With the arrival of current Music Director Giancarlo Guerrero in 2008, the Nashville Symphony has continued its spectacular rise to prominence with an active schedule of recordings, commissions and world premieres. Since the beginning of its partnership with Naxos in 2000, the orchestra's recordings have received a total of 14 GRAMMY® Awards out of 27 nominations.

During the Nashville flood of 2010, Schermerhorn Symphony Center took on an estimated 5.25 million gallons of water and sustained more than $40 million in damage. With the support of multiple community partners, the orchestra was able to continue performing for the community while the concert hall underwent extensive repairs. Following the reopening of the Schermerhorn on December 31, 2010, the Nashville Symphony went on to multiple years of record-breaking ticket sales and fundraising.

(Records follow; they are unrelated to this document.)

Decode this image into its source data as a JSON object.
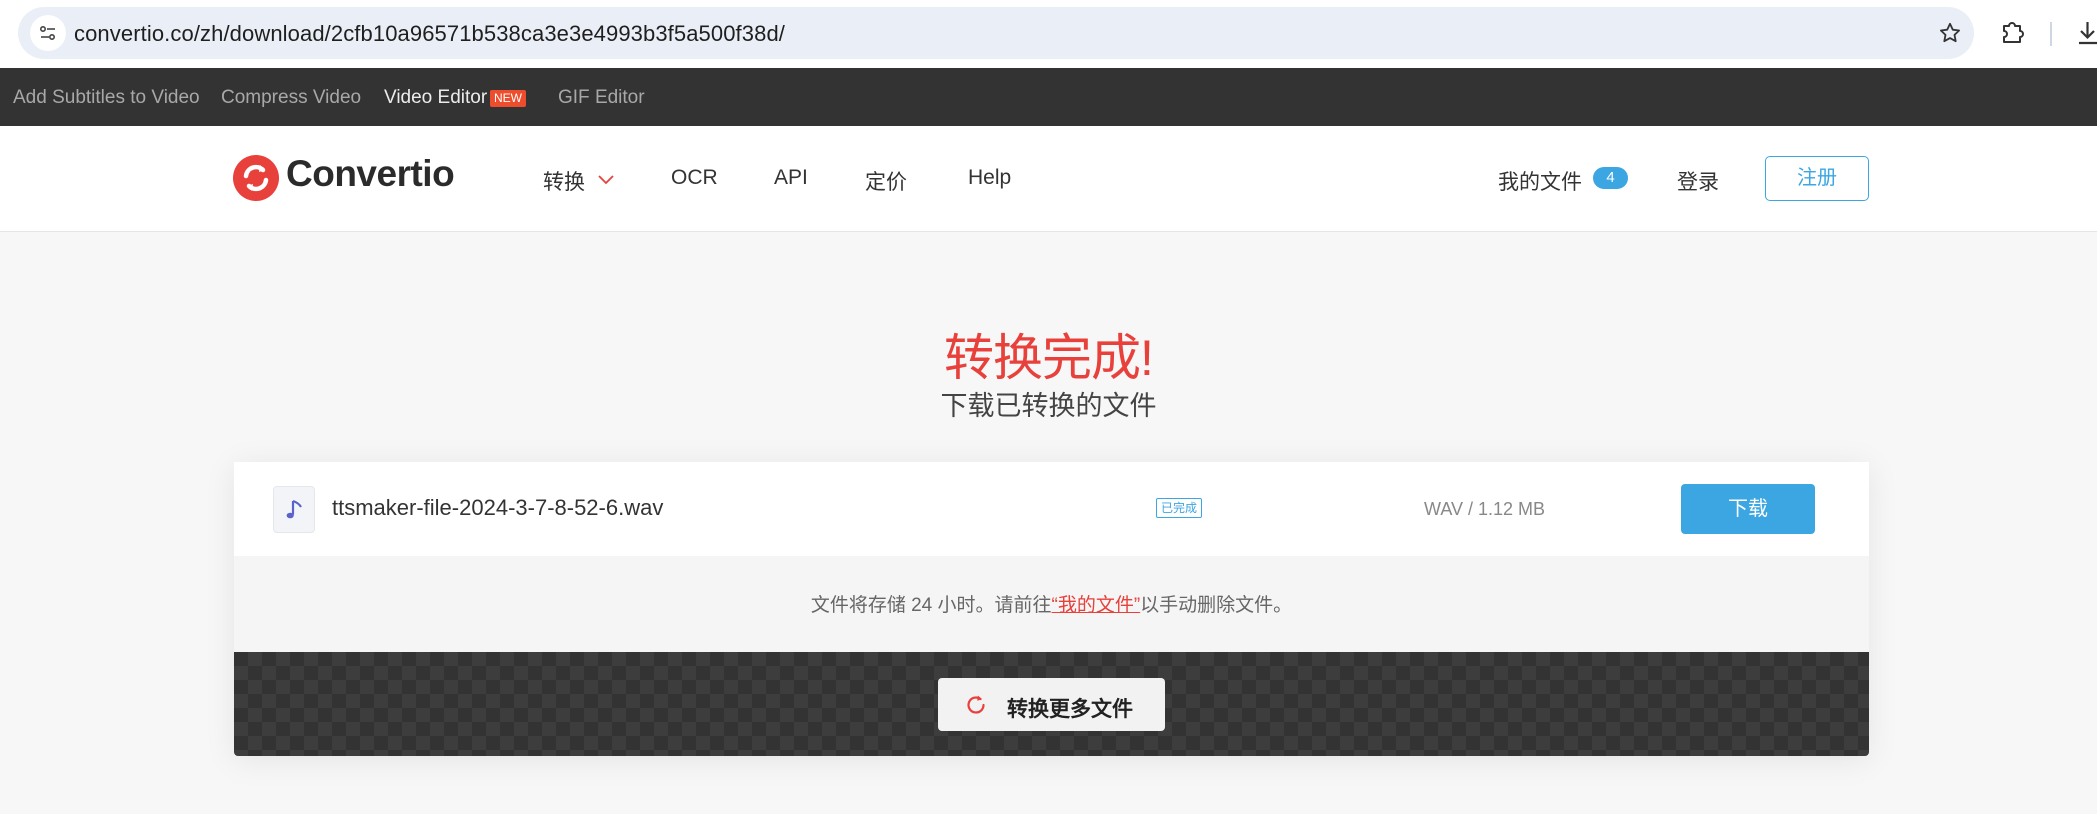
{
  "browser": {
    "url": "convertio.co/zh/download/2cfb10a96571b538ca3e3e4993b3f5a500f38d/",
    "icons": [
      "site-settings-icon",
      "bookmark-star-icon",
      "extensions-icon",
      "download-icon"
    ]
  },
  "toolbar": {
    "links": [
      {
        "label": "Add Subtitles to Video"
      },
      {
        "label": "Compress Video"
      },
      {
        "label": "Video Editor"
      },
      {
        "label": "GIF Editor"
      }
    ],
    "new_badge": "NEW"
  },
  "header": {
    "logo_text": "Convertio",
    "nav": {
      "convert": "转换",
      "ocr": "OCR",
      "api": "API",
      "pricing": "定价",
      "help": "Help"
    },
    "my_files": "我的文件",
    "my_files_count": "4",
    "login": "登录",
    "signup": "注册"
  },
  "hero": {
    "title": "转换完成!",
    "subtitle": "下载已转换的文件"
  },
  "file": {
    "name": "ttsmaker-file-2024-3-7-8-52-6.wav",
    "status": "已完成",
    "meta": "WAV / 1.12 MB",
    "download_label": "下载",
    "icon": "music-note-icon"
  },
  "notice": {
    "before": "文件将存储 24 小时。请前往",
    "link": "“我的文件”",
    "after": "以手动删除文件。"
  },
  "convert_more": {
    "label": "转换更多文件",
    "icon": "refresh-icon"
  },
  "colors": {
    "accent_blue": "#3ba6e1",
    "brand_red": "#e8403a",
    "toolbar_bg": "#333333"
  }
}
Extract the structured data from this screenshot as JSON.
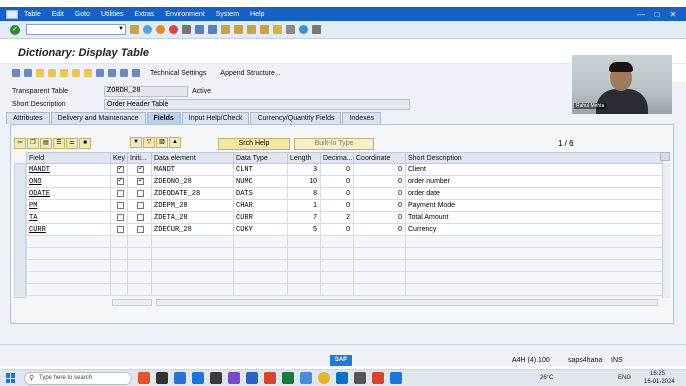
{
  "menu": {
    "items": [
      "Table",
      "Edit",
      "Goto",
      "Utilities",
      "Extras",
      "Environment",
      "System",
      "Help"
    ]
  },
  "title": "Dictionary: Display Table",
  "appbar": {
    "technical_settings": "Technical Settings",
    "append_structure": "Append Structure..."
  },
  "header": {
    "transparent_table_label": "Transparent Table",
    "transparent_table_value": "ZORDH_28",
    "status": "Active",
    "short_description_label": "Short Description",
    "short_description_value": "Order Header Table"
  },
  "tabs": [
    "Attributes",
    "Delivery and Maintenance",
    "Fields",
    "Input Help/Check",
    "Currency/Quantity Fields",
    "Indexes"
  ],
  "active_tab": "Fields",
  "buttons": {
    "srch_help": "Srch Help",
    "built_in_type": "Built-In Type"
  },
  "page_indicator": "1 / 6",
  "table": {
    "columns": [
      "Field",
      "Key",
      "Initi...",
      "Data element",
      "Data Type",
      "Length",
      "Decima...",
      "Coordinate",
      "Short Description"
    ],
    "rows": [
      {
        "field": "MANDT",
        "key": true,
        "init": true,
        "data_element": "MANDT",
        "data_type": "CLNT",
        "length": "3",
        "decimals": "0",
        "coordinate": "0",
        "short_desc": "Client"
      },
      {
        "field": "ONO",
        "key": true,
        "init": true,
        "data_element": "ZDEONO_28",
        "data_type": "NUMC",
        "length": "10",
        "decimals": "0",
        "coordinate": "0",
        "short_desc": "order number"
      },
      {
        "field": "ODATE",
        "key": false,
        "init": false,
        "data_element": "ZDEODATE_28",
        "data_type": "DATS",
        "length": "8",
        "decimals": "0",
        "coordinate": "0",
        "short_desc": "order date"
      },
      {
        "field": "PM",
        "key": false,
        "init": false,
        "data_element": "ZDEPM_28",
        "data_type": "CHAR",
        "length": "1",
        "decimals": "0",
        "coordinate": "0",
        "short_desc": "Payment Mode"
      },
      {
        "field": "TA",
        "key": false,
        "init": false,
        "data_element": "ZDETA_28",
        "data_type": "CURR",
        "length": "7",
        "decimals": "2",
        "coordinate": "0",
        "short_desc": "Total Amount"
      },
      {
        "field": "CURR",
        "key": false,
        "init": false,
        "data_element": "ZDECUR_28",
        "data_type": "CUKY",
        "length": "5",
        "decimals": "0",
        "coordinate": "0",
        "short_desc": "Currency"
      }
    ]
  },
  "status": {
    "system": "A4H (4) 100",
    "server": "saps4hana",
    "mode": "INS"
  },
  "taskbar": {
    "search_placeholder": "Type here to search",
    "weather": "26°C",
    "lang": "ENG",
    "time": "16:25",
    "date": "16-01-2024"
  },
  "webcam": {
    "name": "Rahul Mehta"
  }
}
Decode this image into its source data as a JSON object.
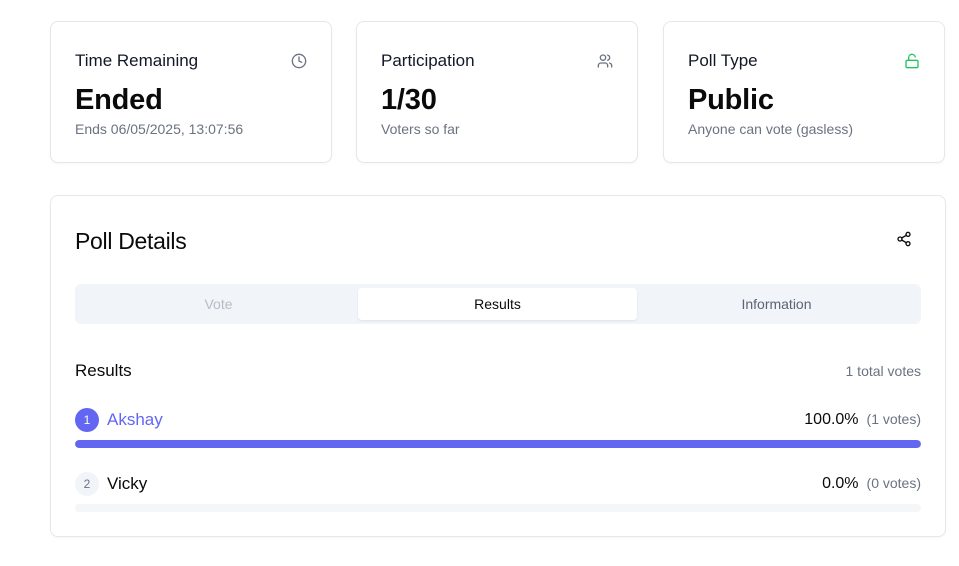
{
  "stats": {
    "time": {
      "title": "Time Remaining",
      "value": "Ended",
      "sub": "Ends 06/05/2025, 13:07:56",
      "icon": "clock-icon"
    },
    "participation": {
      "title": "Participation",
      "value": "1/30",
      "sub": "Voters so far",
      "icon": "users-icon"
    },
    "poll_type": {
      "title": "Poll Type",
      "value": "Public",
      "sub": "Anyone can vote (gasless)",
      "icon": "unlock-icon",
      "icon_color": "#22c55e"
    }
  },
  "poll": {
    "title": "Poll Details",
    "share_icon": "share-icon",
    "tabs": [
      {
        "label": "Vote"
      },
      {
        "label": "Results"
      },
      {
        "label": "Information"
      }
    ],
    "active_tab": "Results",
    "results": {
      "heading": "Results",
      "total": "1 total votes",
      "items": [
        {
          "rank": "1",
          "name": "Akshay",
          "percent": "100.0%",
          "votes": "(1 votes)",
          "fraction": 1.0
        },
        {
          "rank": "2",
          "name": "Vicky",
          "percent": "0.0%",
          "votes": "(0 votes)",
          "fraction": 0.0
        }
      ]
    }
  },
  "colors": {
    "accent": "#6366f1",
    "green": "#22c55e"
  }
}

Like countless other organizations, businesses and individuals, the Nashville Symphony was dramatically affected by the COVID-19 pandemic, forcing the furlough of 90% of its workforce, the cancellation of an entire concert season, and $26 million in total losses. With the unwavering support of the Middle Tennessee community and federal relief from the Paycheck Protection Program, Shuttered Venue Operators Grant and the American Rescue Plan, the Nashville Symphony has reemerged from the pandemic and is building a vision for how it can serve the community for generations to come.

Read the Nashville Symphony's Annual Report